Good: The phone comes with one year of Amazon Prime. This stellar service offers free videos, free music streaming, and upgraded shipping on most Amazon purchases. I’ve been an Amazon Prime member since the program’s inception and absolutely love it.
Bad: The phone’s pricing is inline with other high-end smartphones, but I expected something much more radical from Amazon. Considering that the Amazon Fire Phone is a gateway to all sorts of Amazon purchases — both digital and physical — I expected a much higher subsidy. Amazon’s e-readers and tablets are aggressively priced; the inexpensive hardware is made up for through digital and physical purchases. Considering that Amazon CEO Jeff Bezos is a fairly aggressive executive, I was disappointed by the conservative business model he pursued with the Amazon Fire Phone. I was hoping for something like a $99 phone with a two-year Amazon Prime subscription. Instead, he’s following the same model that everyone else uses.
Bad: For some people, Amazon’s app offerings will be just fine. Amazon offers a solid selection of Android apps through its own store. For certain consumers, that app environment won’t be good enough. The curated selection isn’t as diverse as what Google offers though Google Play or what Apple offers through the iOS App Store. In the context of the Amazon Fire Phone costing the same as any other high-end phone, I can see tech nerds having a problem with buying a phone that has a smaller walled garden than competing Android and iOS smartphones.
Good (Potentially): Amazon made a big deal about the phone’s “Dynamic Perspective” feature and the demo was awfully impressive. That said, I’m not yet convinced it will work as good as it was shown. I’ve seen several attempts at this type of usability and all of them were better on paper than they were in practice. Still, that demo almost convinced me. I want to believe it works that well and hope it does, just so it pushes competing operating systems.

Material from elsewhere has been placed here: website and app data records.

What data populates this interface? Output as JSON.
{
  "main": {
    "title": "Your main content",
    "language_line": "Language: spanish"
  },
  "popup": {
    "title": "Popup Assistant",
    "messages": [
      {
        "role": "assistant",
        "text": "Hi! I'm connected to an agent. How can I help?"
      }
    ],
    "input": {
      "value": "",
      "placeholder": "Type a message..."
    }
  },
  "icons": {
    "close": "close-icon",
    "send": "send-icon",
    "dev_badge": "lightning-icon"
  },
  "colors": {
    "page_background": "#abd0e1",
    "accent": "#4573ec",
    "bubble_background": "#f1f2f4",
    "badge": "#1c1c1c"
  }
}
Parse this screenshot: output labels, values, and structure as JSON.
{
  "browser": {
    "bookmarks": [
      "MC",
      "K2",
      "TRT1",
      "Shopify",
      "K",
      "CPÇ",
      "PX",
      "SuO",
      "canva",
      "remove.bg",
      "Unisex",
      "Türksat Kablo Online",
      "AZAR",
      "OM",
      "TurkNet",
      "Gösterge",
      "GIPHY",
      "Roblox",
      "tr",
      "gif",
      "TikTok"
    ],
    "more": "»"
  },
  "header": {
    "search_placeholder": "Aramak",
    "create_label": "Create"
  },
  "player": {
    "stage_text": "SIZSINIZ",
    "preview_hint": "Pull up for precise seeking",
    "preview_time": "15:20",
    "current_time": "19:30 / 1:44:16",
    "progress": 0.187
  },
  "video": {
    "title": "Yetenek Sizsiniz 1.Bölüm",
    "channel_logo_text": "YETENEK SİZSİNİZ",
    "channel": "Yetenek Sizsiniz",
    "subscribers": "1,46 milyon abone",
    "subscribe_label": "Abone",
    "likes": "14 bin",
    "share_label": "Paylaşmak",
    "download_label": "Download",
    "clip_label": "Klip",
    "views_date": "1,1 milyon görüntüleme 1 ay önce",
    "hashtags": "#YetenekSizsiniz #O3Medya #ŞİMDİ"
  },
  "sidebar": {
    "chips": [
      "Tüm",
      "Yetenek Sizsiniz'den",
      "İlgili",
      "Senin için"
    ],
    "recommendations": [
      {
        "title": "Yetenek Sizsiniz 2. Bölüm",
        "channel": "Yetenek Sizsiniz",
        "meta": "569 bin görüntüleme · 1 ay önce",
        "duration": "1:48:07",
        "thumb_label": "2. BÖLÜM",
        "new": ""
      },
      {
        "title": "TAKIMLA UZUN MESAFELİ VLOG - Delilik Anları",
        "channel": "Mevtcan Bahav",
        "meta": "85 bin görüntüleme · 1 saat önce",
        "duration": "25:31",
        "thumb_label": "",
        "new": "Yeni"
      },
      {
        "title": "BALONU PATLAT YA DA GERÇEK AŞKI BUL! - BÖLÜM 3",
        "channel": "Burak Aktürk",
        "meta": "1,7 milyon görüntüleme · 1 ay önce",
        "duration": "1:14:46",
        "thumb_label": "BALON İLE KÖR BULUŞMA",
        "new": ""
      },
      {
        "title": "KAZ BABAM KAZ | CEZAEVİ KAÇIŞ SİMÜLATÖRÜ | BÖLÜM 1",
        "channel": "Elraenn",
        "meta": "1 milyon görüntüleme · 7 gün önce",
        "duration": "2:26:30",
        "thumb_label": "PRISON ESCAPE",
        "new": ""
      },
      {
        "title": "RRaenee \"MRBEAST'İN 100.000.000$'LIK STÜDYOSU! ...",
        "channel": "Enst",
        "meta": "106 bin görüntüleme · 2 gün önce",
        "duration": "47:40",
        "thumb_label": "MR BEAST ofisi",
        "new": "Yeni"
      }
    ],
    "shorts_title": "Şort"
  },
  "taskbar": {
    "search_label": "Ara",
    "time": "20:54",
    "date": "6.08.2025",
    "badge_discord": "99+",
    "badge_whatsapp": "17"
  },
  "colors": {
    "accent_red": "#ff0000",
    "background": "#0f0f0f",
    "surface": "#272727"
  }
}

Bottom Line: I was really intrigued by the Amazon Fire Phone press conference…until the product was announced as an AT&T exclusive. That killed most of the enthusiasm I had for the Fire. While I’m still curious about the Amazon Fire Phone, I’m really disappointed by the “me too” pricing and exclusive carrier. While I never expected it to replace my Apple iPhone or Google Nexus, I thought it could be a compelling alternative. For some people, the Amazon Fire Phone will be a great choice. For me, the carrier and app store limitations negate the phone’s interesting features.